Tin prices have ticked up recently.

Prices for tin—the metal scraped out of Indonesian mudpits by men and teenage boys who are regularly killed in mudslides, and turned into the solder that holds your precious smartphone and tablet components together—are jumping, as inventories of the the metal have tumbled to levels not seen since last March (paywall). It’s partly because heavy rains have cut exports and production from Indonesia, traditionally one of the largest suppliers of tin to the world.

But another reason is that regional governments in Indonesia want a bigger slice of the tin profits pie. The country’s constitutional court recently ruled that regional governments would get greater power in designating mining areas, raising the prospect that the supply of tin could get more difficult to ensure. Bloomberg reports:

“By decentralizing the licensing power, the number of decision makers will increase, coordination between parliament and regencies or provinces will likely become more difficult and time consuming,” Xavier Jean, Singapore-based associate director of corporate ratings at Standard & Poor’s, said by e- mail today. “This could potentially reactivate the uncertainty on the strength and quality of the mining licenses and concession areas, keeps the risk of litigation well alive.”

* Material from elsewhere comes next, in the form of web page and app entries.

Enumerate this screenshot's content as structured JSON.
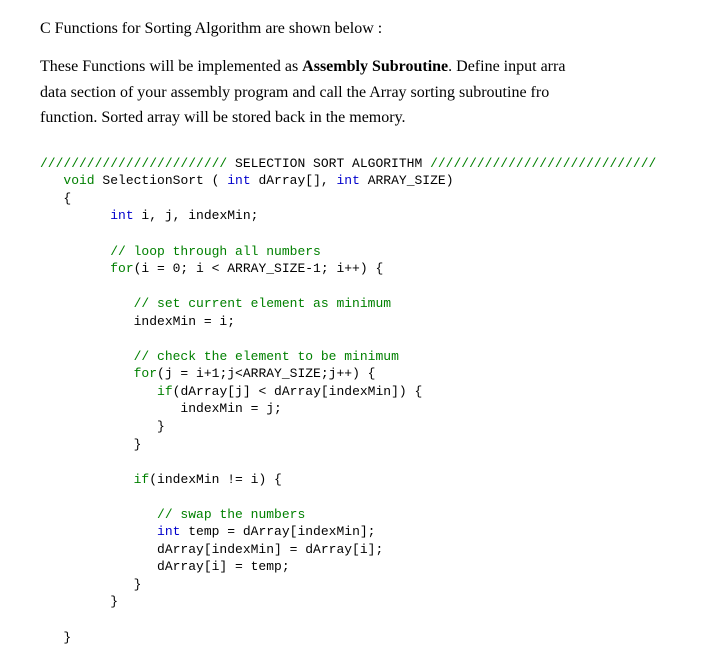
{
  "heading": "C Functions for Sorting Algorithm are shown below :",
  "para_parts": {
    "p1": "These Functions will be implemented as ",
    "bold": "Assembly Subroutine",
    "p2": ". Define input arra",
    "line2": "data section of your assembly program and call the Array sorting subroutine fro",
    "line3": "function. Sorted array will be stored back in the memory."
  },
  "code": {
    "l01a": "////////////////////////",
    "l01b": " SELECTION SORT ALGORITHM ",
    "l01c": "/////////////////////////////",
    "l02_indent": "   ",
    "l02_void": "void",
    "l02_name": " SelectionSort ( ",
    "l02_int1": "int",
    "l02_arr": " dArray[], ",
    "l02_int2": "int",
    "l02_arrsize": " ARRAY_SIZE)",
    "l03": "   {",
    "l04_indent": "         ",
    "l04_int": "int",
    "l04_rest": " i, j, indexMin;",
    "l05": "",
    "l06_indent": "         ",
    "l06_cm": "// loop through all numbers",
    "l07_indent": "         ",
    "l07_for": "for",
    "l07_rest": "(i = 0; i < ARRAY_SIZE-1; i++) {",
    "l08": "",
    "l09_indent": "            ",
    "l09_cm": "// set current element as minimum",
    "l10": "            indexMin = i;",
    "l11": "",
    "l12_indent": "            ",
    "l12_cm": "// check the element to be minimum",
    "l13_indent": "            ",
    "l13_for": "for",
    "l13_rest": "(j = i+1;j<ARRAY_SIZE;j++) {",
    "l14_indent": "               ",
    "l14_if": "if",
    "l14_rest": "(dArray[j] < dArray[indexMin]) {",
    "l15": "                  indexMin = j;",
    "l16": "               }",
    "l17": "            }",
    "l18": "",
    "l19_indent": "            ",
    "l19_if": "if",
    "l19_rest": "(indexMin != i) {",
    "l20": "",
    "l21_indent": "               ",
    "l21_cm": "// swap the numbers",
    "l22_indent": "               ",
    "l22_int": "int",
    "l22_rest": " temp = dArray[indexMin];",
    "l23": "               dArray[indexMin] = dArray[i];",
    "l24": "               dArray[i] = temp;",
    "l25": "            }",
    "l26": "         }",
    "l27": "",
    "l28": "   }"
  }
}
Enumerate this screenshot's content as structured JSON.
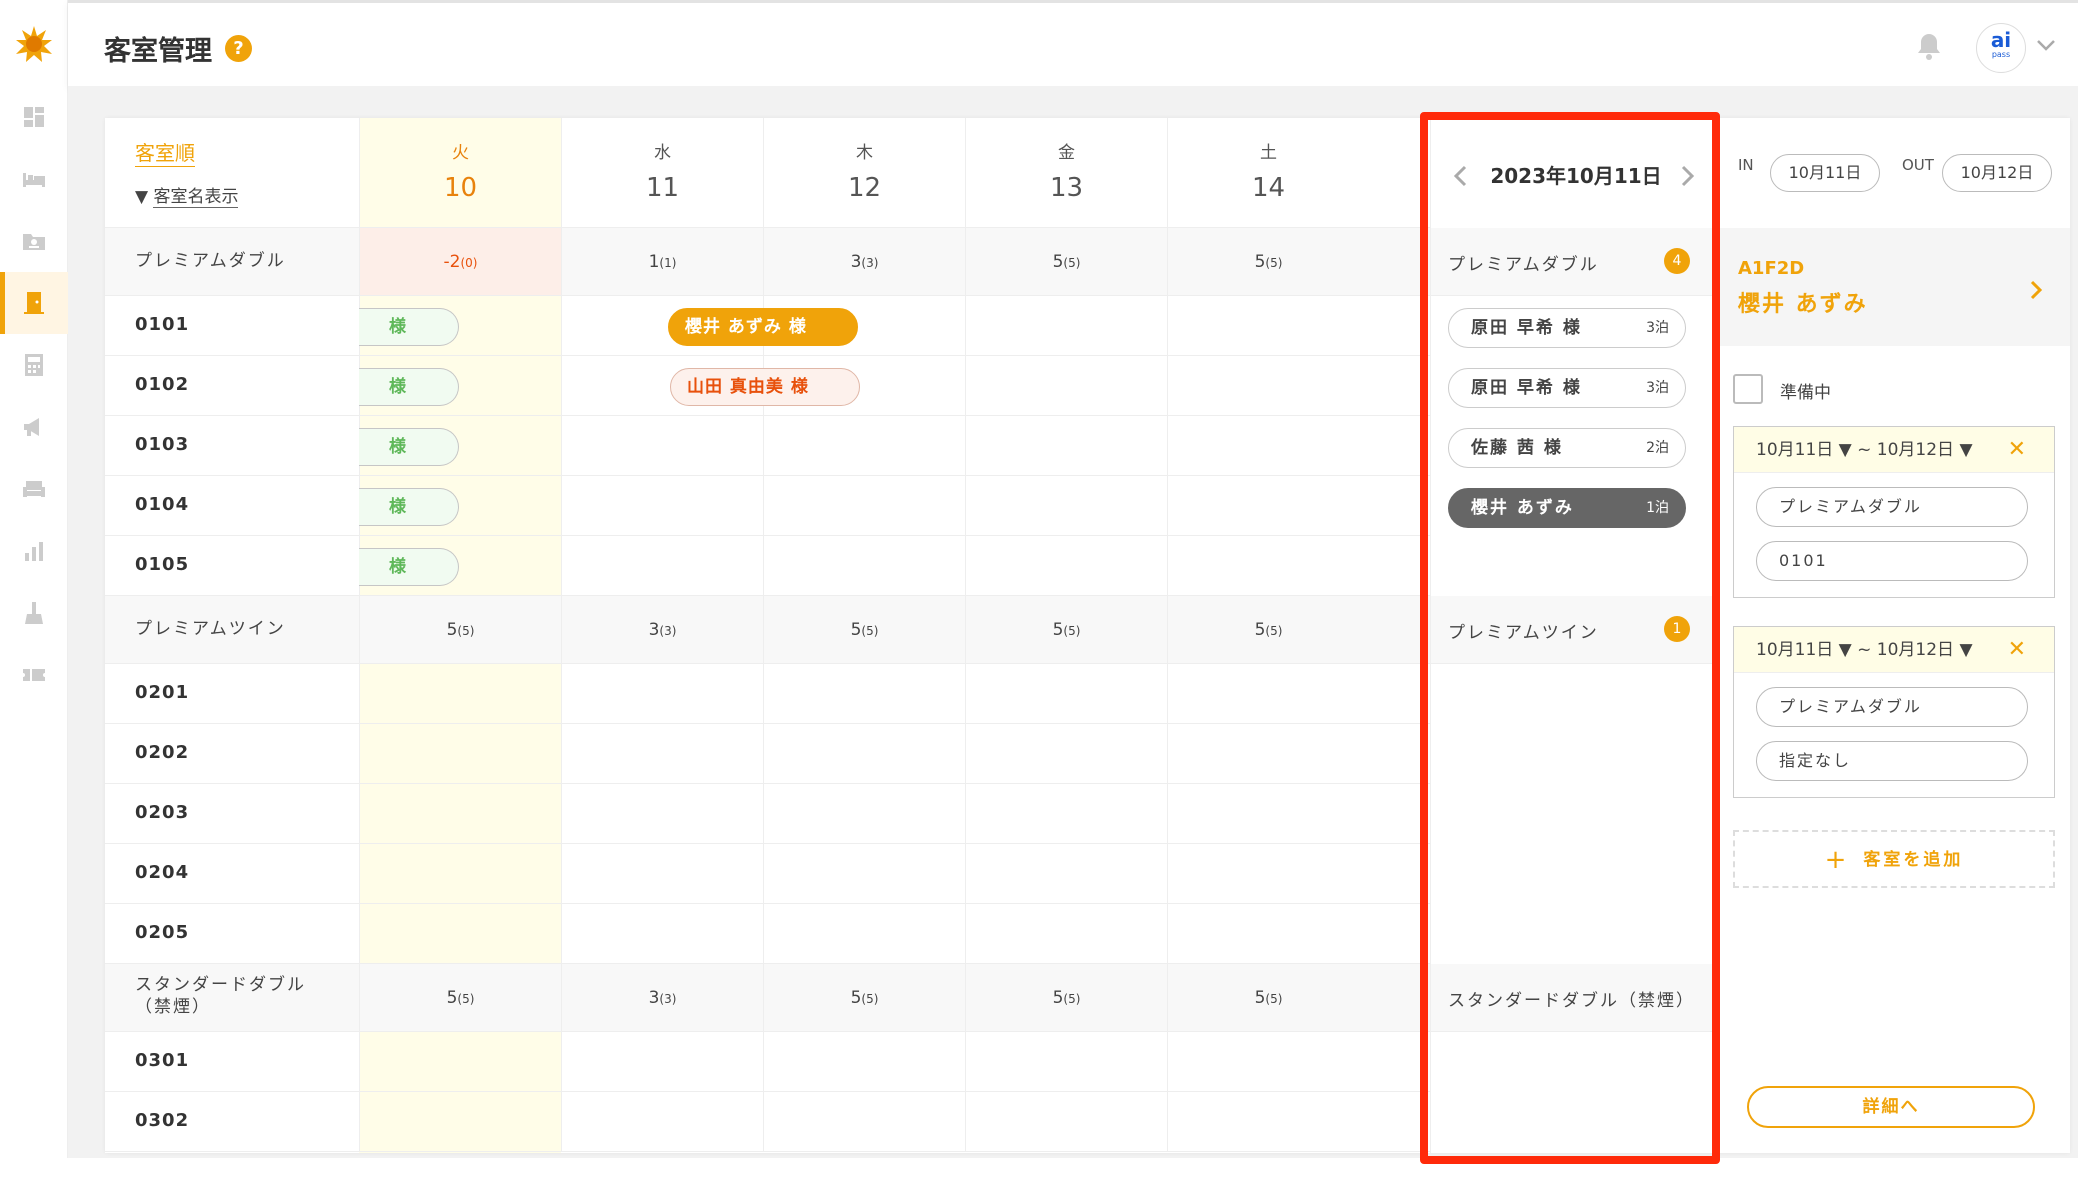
{
  "header": {
    "title": "客室管理",
    "help": "?",
    "avatar_main": "ai",
    "avatar_sub": "pass"
  },
  "sidebar": {
    "items": [
      "dashboard-icon",
      "bed-icon",
      "folder-user-icon",
      "door-icon",
      "calculator-icon",
      "megaphone-icon",
      "sofa-icon",
      "bar-chart-icon",
      "cleaning-icon",
      "ticket-icon"
    ],
    "active": "door-icon"
  },
  "grid": {
    "sort_label": "客室順",
    "name_toggle": "客室名表示",
    "days": [
      {
        "weekday": "火",
        "day": "10",
        "today": true
      },
      {
        "weekday": "水",
        "day": "11"
      },
      {
        "weekday": "木",
        "day": "12"
      },
      {
        "weekday": "金",
        "day": "13"
      },
      {
        "weekday": "土",
        "day": "14"
      }
    ],
    "categories": [
      {
        "name": "プレミアムダブル",
        "counts": [
          [
            "-2",
            "(0)"
          ],
          [
            "1",
            "(1)"
          ],
          [
            "3",
            "(3)"
          ],
          [
            "5",
            "(5)"
          ],
          [
            "5",
            "(5)"
          ]
        ],
        "rooms": [
          "0101",
          "0102",
          "0103",
          "0104",
          "0105"
        ]
      },
      {
        "name": "プレミアムツイン",
        "counts": [
          [
            "5",
            "(5)"
          ],
          [
            "3",
            "(3)"
          ],
          [
            "5",
            "(5)"
          ],
          [
            "5",
            "(5)"
          ],
          [
            "5",
            "(5)"
          ]
        ],
        "rooms": [
          "0201",
          "0202",
          "0203",
          "0204",
          "0205"
        ]
      },
      {
        "name": "スタンダードダブル\n（禁煙）",
        "counts": [
          [
            "5",
            "(5)"
          ],
          [
            "3",
            "(3)"
          ],
          [
            "5",
            "(5)"
          ],
          [
            "5",
            "(5)"
          ],
          [
            "5",
            "(5)"
          ]
        ],
        "rooms": [
          "0301",
          "0302"
        ]
      }
    ],
    "bookings": [
      {
        "text": "様",
        "style": "g"
      },
      {
        "text": "様",
        "style": "g"
      },
      {
        "text": "様",
        "style": "g"
      },
      {
        "text": "様",
        "style": "g"
      },
      {
        "text": "様",
        "style": "g"
      },
      {
        "text": "櫻井 あずみ 様",
        "style": "o"
      },
      {
        "text": "山田 真由美 様",
        "style": "p"
      }
    ]
  },
  "middle": {
    "date": "2023年10月11日",
    "categories": [
      {
        "name": "プレミアムダブル",
        "count": "4"
      },
      {
        "name": "プレミアムツイン",
        "count": "1"
      },
      {
        "name": "スタンダードダブル（禁煙）",
        "count": ""
      }
    ],
    "guests": [
      {
        "name": "原田 早希 様",
        "nights": "3泊"
      },
      {
        "name": "原田 早希 様",
        "nights": "3泊"
      },
      {
        "name": "佐藤 茜 様",
        "nights": "2泊"
      },
      {
        "name": "櫻井 あずみ",
        "nights": "1泊",
        "selected": true
      }
    ]
  },
  "right": {
    "in_label": "IN",
    "in_date": "10月11日",
    "out_label": "OUT",
    "out_date": "10月12日",
    "res_code": "A1F2D",
    "res_name": "櫻井 あずみ",
    "preparing": "準備中",
    "cards": [
      {
        "range": "10月11日 ▼ ~ 10月12日 ▼",
        "type": "プレミアムダブル",
        "room": "0101"
      },
      {
        "range": "10月11日 ▼ ~ 10月12日 ▼",
        "type": "プレミアムダブル",
        "room": "指定なし"
      }
    ],
    "add_room": "客室を追加",
    "detail": "詳細へ"
  },
  "colors": {
    "accent": "#f0a30a",
    "today_bg": "#fffde8",
    "alert": "#e8510c",
    "highlight_box": "#ff2a0a"
  }
}
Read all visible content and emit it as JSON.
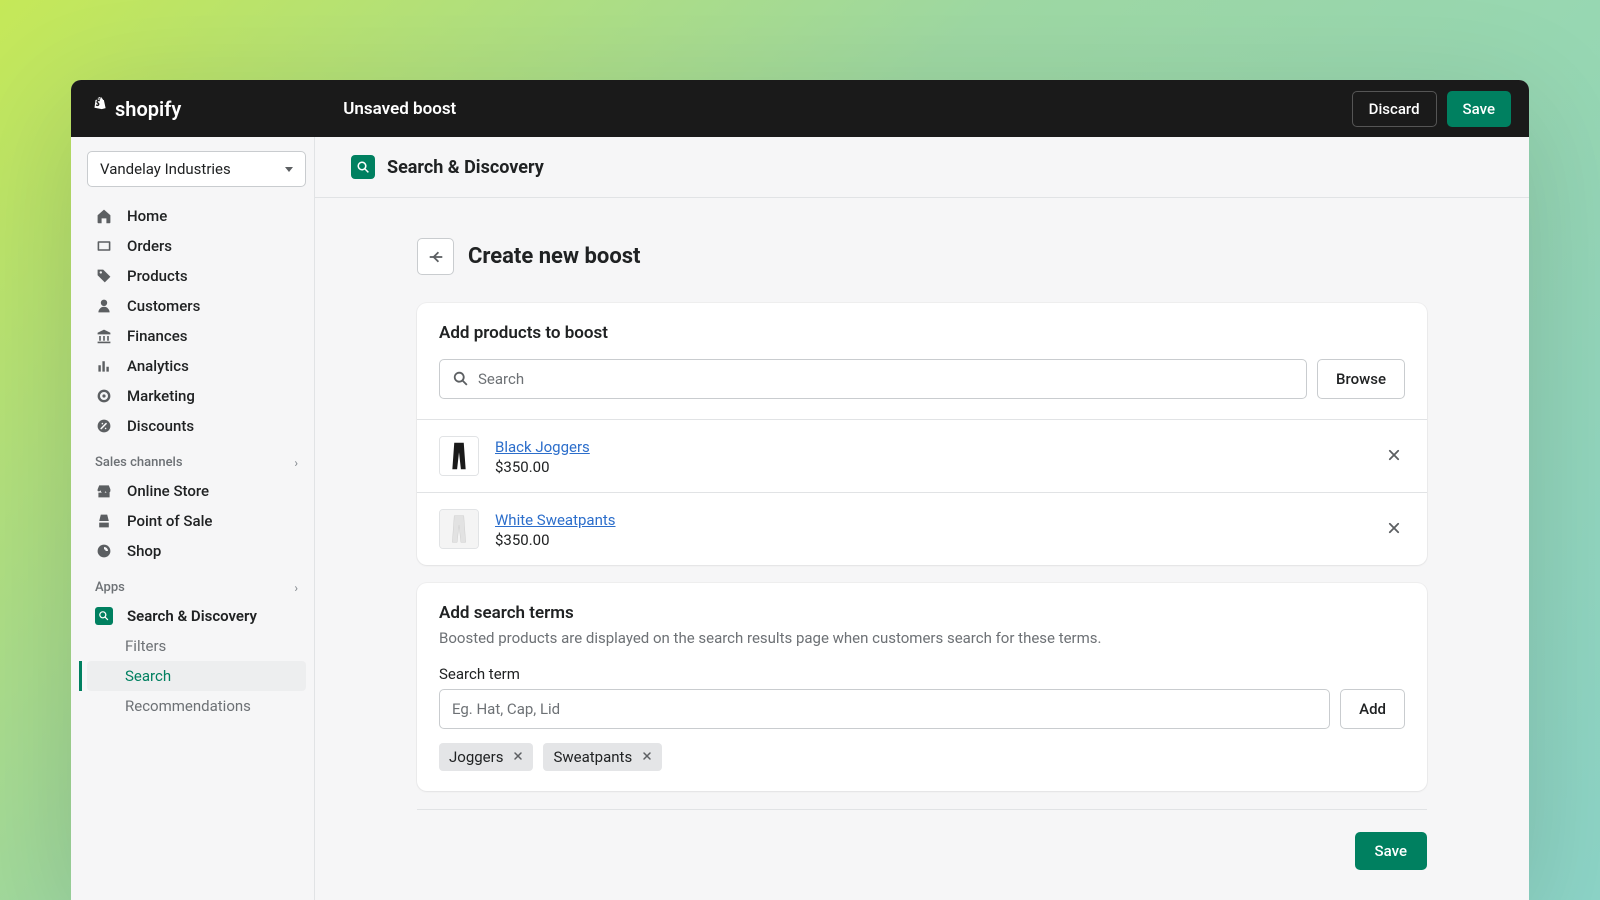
{
  "topbar": {
    "logo_text": "shopify",
    "title": "Unsaved boost",
    "discard": "Discard",
    "save": "Save"
  },
  "store": {
    "name": "Vandelay Industries"
  },
  "nav": {
    "primary": [
      {
        "label": "Home"
      },
      {
        "label": "Orders"
      },
      {
        "label": "Products"
      },
      {
        "label": "Customers"
      },
      {
        "label": "Finances"
      },
      {
        "label": "Analytics"
      },
      {
        "label": "Marketing"
      },
      {
        "label": "Discounts"
      }
    ],
    "sales_header": "Sales channels",
    "sales": [
      {
        "label": "Online Store"
      },
      {
        "label": "Point of Sale"
      },
      {
        "label": "Shop"
      }
    ],
    "apps_header": "Apps",
    "app_name": "Search & Discovery",
    "app_sub": [
      {
        "label": "Filters"
      },
      {
        "label": "Search"
      },
      {
        "label": "Recommendations"
      }
    ]
  },
  "app_header": {
    "title": "Search & Discovery"
  },
  "page": {
    "title": "Create new boost"
  },
  "products_card": {
    "title": "Add products to boost",
    "search_placeholder": "Search",
    "browse": "Browse",
    "items": [
      {
        "name": "Black Joggers",
        "price": "$350.00"
      },
      {
        "name": "White Sweatpants",
        "price": "$350.00"
      }
    ]
  },
  "terms_card": {
    "title": "Add search terms",
    "desc": "Boosted products are displayed on the search results page when customers search for these terms.",
    "field_label": "Search term",
    "placeholder": "Eg. Hat, Cap, Lid",
    "add": "Add",
    "tags": [
      "Joggers",
      "Sweatpants"
    ]
  },
  "footer": {
    "save": "Save"
  }
}
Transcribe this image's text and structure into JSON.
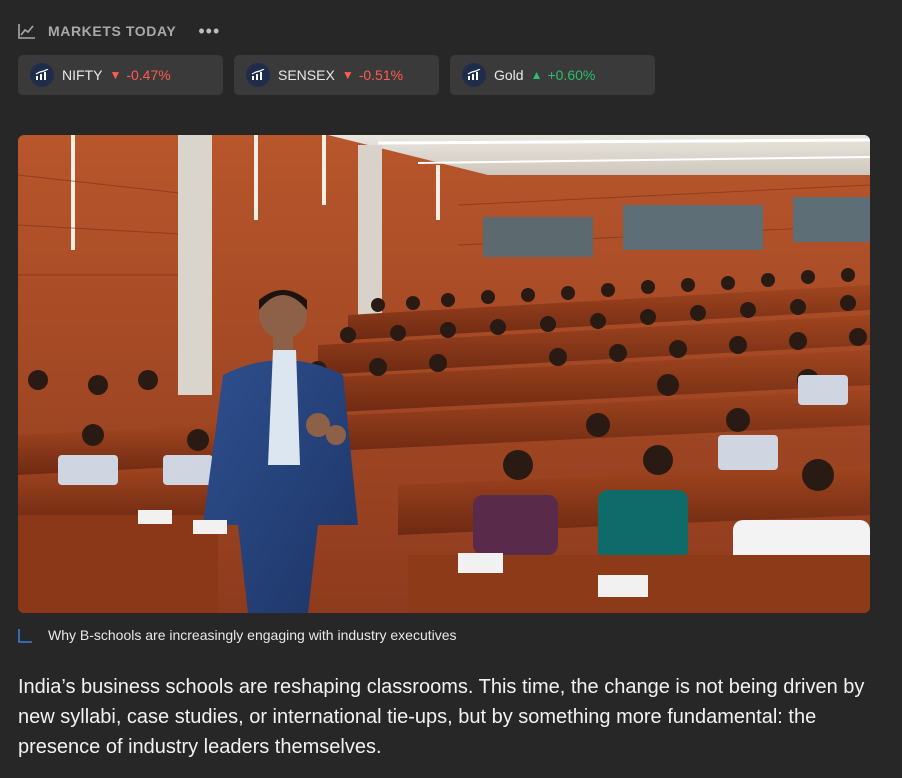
{
  "markets": {
    "title": "MARKETS TODAY",
    "more_label": "•••",
    "tickers": [
      {
        "name": "NIFTY",
        "direction": "down",
        "arrow": "▼",
        "change": "-0.47%"
      },
      {
        "name": "SENSEX",
        "direction": "down",
        "arrow": "▼",
        "change": "-0.51%"
      },
      {
        "name": "Gold",
        "direction": "up",
        "arrow": "▲",
        "change": "+0.60%"
      }
    ]
  },
  "image": {
    "caption": "Why B-schools are increasingly engaging with industry executives"
  },
  "article": {
    "lead": "India’s business schools are reshaping classrooms. This time, the change is not being driven by new syllabi, case studies, or international tie-ups, but by something more fundamental: the presence of industry leaders themselves."
  },
  "colors": {
    "background": "#272727",
    "ticker_bg": "#3a3a3a",
    "down": "#ff5b4f",
    "up": "#2ebd6b",
    "caption_accent": "#3d7bd6"
  }
}
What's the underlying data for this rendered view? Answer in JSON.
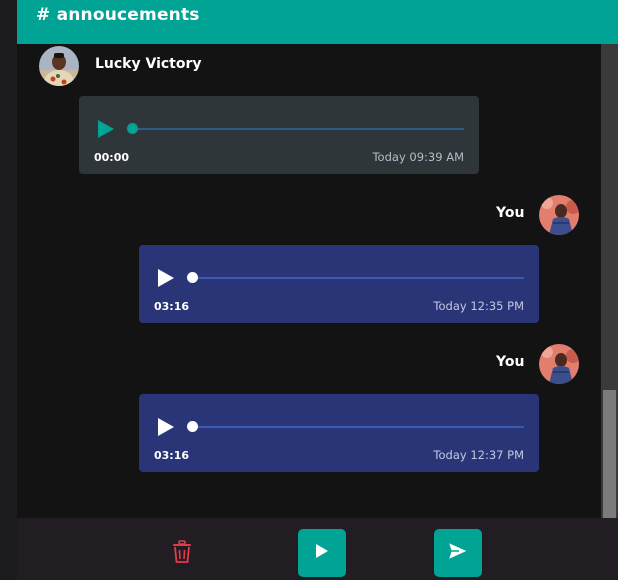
{
  "channel": {
    "title": "# annoucements"
  },
  "theme": {
    "accent": "#00a394",
    "mine_bubble": "#2a3578",
    "other_bubble": "#2f3639",
    "delete_color": "#e8394a"
  },
  "messages": [
    {
      "sender": "Lucky Victory",
      "duration": "00:00",
      "time": "Today 09:39 AM",
      "progress": 0,
      "icon": "play-icon"
    },
    {
      "sender": "You",
      "duration": "03:16",
      "time": "Today 12:35 PM",
      "progress": 0,
      "icon": "play-icon"
    },
    {
      "sender": "You",
      "duration": "03:16",
      "time": "Today 12:37 PM",
      "progress": 0,
      "icon": "play-icon"
    }
  ],
  "footer": {
    "delete_icon": "trash-icon",
    "play_icon": "play-icon",
    "send_icon": "send-icon"
  }
}
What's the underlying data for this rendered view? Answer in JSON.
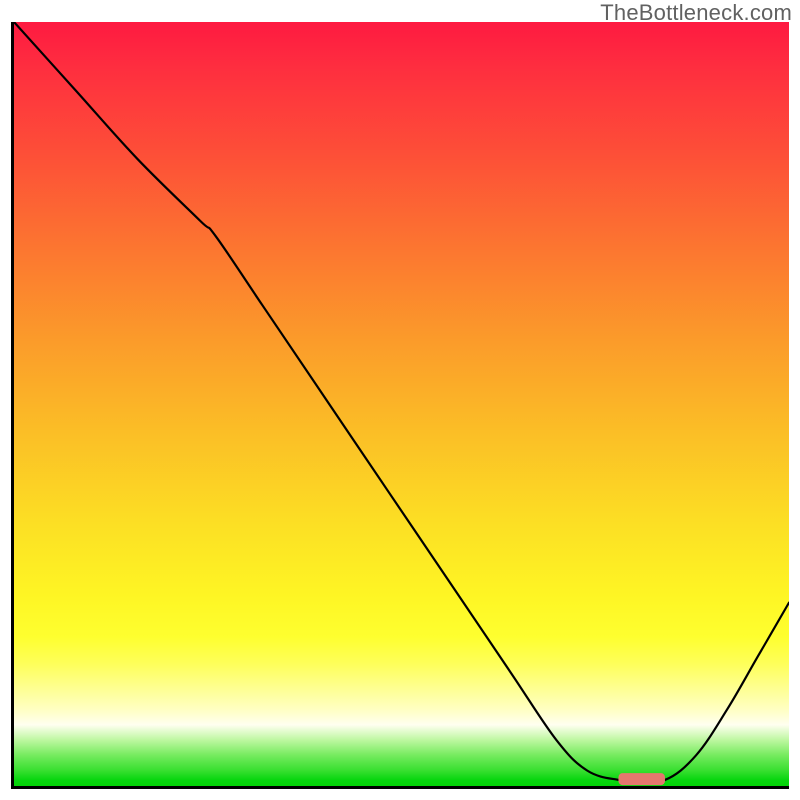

Prices for metals like tin are such a tiny part of the cost of your phone that even if they keep going up, you’re unlikely to feel it. Still, it’s always interesting to keep an eye on the ingredients that we rely on, even if we don’t know we rely on them.